Work to be completed:
Scan the lines below for the word "JSON". Copy each line you find it in.
----------------------------------------
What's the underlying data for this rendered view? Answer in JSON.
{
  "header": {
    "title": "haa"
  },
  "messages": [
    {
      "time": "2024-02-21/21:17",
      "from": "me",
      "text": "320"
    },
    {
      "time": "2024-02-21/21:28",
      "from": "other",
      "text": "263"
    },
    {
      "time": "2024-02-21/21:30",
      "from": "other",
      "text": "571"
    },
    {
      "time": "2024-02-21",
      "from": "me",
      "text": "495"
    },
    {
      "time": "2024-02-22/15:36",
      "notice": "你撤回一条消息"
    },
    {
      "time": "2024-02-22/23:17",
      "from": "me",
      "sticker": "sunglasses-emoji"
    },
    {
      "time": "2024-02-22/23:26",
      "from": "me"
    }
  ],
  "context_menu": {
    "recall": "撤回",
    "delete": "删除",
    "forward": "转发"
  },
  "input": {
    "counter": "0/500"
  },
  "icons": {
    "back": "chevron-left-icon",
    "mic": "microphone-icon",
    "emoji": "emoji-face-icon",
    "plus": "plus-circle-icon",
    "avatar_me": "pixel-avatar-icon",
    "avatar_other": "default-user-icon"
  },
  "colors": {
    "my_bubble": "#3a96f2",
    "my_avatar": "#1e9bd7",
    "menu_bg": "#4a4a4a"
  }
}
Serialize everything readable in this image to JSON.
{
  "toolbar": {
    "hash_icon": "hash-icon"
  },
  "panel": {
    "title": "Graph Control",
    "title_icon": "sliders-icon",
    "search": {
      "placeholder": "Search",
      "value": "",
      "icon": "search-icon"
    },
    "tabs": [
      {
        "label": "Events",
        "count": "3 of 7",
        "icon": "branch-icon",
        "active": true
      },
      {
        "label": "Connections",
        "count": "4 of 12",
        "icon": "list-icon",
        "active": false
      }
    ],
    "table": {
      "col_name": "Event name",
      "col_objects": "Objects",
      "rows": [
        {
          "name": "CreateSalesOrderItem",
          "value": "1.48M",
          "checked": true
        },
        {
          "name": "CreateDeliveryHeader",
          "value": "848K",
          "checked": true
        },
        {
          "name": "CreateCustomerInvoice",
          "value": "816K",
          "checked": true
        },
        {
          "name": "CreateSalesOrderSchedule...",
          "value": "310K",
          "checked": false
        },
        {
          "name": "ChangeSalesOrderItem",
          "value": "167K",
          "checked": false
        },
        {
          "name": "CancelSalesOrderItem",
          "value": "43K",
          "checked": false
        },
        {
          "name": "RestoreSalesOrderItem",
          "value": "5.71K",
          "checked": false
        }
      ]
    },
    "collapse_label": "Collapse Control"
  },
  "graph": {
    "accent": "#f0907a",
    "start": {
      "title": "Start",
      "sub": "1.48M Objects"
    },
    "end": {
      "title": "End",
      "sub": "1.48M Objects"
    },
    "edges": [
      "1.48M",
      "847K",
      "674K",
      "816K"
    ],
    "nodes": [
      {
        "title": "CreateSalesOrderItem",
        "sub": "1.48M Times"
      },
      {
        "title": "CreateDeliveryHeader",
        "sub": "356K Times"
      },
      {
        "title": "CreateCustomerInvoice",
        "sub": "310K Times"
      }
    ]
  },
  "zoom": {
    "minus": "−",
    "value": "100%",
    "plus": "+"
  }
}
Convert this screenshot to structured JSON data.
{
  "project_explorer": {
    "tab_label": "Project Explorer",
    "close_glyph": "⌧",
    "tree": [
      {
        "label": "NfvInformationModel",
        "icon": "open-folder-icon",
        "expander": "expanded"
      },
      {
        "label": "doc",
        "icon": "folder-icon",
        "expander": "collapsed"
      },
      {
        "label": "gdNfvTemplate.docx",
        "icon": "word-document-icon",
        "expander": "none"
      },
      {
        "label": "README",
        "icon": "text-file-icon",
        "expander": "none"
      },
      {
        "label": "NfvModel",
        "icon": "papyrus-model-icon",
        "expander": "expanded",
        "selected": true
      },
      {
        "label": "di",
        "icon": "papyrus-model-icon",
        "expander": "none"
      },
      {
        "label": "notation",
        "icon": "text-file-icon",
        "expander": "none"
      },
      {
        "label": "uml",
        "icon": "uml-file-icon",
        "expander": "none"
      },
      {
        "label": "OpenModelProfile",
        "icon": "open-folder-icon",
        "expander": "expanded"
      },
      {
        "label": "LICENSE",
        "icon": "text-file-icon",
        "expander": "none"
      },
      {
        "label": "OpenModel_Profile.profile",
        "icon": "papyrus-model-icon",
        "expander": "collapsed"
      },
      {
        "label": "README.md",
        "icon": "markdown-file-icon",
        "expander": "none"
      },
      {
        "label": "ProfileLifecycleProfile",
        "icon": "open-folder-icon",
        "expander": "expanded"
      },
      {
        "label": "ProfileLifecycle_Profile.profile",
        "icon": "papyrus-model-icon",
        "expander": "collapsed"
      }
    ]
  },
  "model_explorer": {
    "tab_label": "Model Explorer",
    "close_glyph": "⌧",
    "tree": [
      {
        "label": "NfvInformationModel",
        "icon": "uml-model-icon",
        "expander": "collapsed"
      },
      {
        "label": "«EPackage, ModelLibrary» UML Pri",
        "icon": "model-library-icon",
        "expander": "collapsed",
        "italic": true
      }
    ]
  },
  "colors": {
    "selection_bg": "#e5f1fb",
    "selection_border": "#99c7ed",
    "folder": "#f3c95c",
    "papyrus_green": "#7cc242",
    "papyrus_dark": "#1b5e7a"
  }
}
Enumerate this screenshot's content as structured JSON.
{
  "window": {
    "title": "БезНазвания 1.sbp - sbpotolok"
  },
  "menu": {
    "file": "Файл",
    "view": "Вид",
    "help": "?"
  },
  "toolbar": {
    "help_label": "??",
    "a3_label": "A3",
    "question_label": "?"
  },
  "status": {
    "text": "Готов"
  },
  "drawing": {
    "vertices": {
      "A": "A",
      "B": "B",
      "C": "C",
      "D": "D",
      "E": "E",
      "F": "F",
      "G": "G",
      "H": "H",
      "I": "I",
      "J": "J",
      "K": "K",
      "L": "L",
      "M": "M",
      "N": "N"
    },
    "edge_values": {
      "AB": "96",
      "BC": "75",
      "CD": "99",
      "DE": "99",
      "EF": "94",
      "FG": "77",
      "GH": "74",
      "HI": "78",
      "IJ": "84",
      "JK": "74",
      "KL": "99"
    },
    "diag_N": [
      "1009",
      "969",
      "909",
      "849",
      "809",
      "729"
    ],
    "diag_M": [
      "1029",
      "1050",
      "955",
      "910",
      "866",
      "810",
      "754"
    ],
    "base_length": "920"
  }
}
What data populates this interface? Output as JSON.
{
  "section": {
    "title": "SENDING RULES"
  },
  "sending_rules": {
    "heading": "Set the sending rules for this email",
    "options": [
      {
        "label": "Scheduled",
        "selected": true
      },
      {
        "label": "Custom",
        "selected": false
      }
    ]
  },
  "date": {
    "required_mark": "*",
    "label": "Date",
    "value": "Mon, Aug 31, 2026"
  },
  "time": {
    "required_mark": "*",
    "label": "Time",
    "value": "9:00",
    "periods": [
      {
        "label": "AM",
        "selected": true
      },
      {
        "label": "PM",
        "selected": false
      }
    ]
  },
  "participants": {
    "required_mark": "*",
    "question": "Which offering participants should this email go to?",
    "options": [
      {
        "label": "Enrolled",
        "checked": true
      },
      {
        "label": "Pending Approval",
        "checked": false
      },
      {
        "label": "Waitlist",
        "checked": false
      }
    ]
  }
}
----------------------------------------
Answer section:
What's the underlying data for this rendered view? Answer in JSON.
Serialize everything readable in this image to JSON.
Convert this screenshot to structured JSON data.
Enumerate this screenshot's content as structured JSON.
What data populates this interface? Output as JSON.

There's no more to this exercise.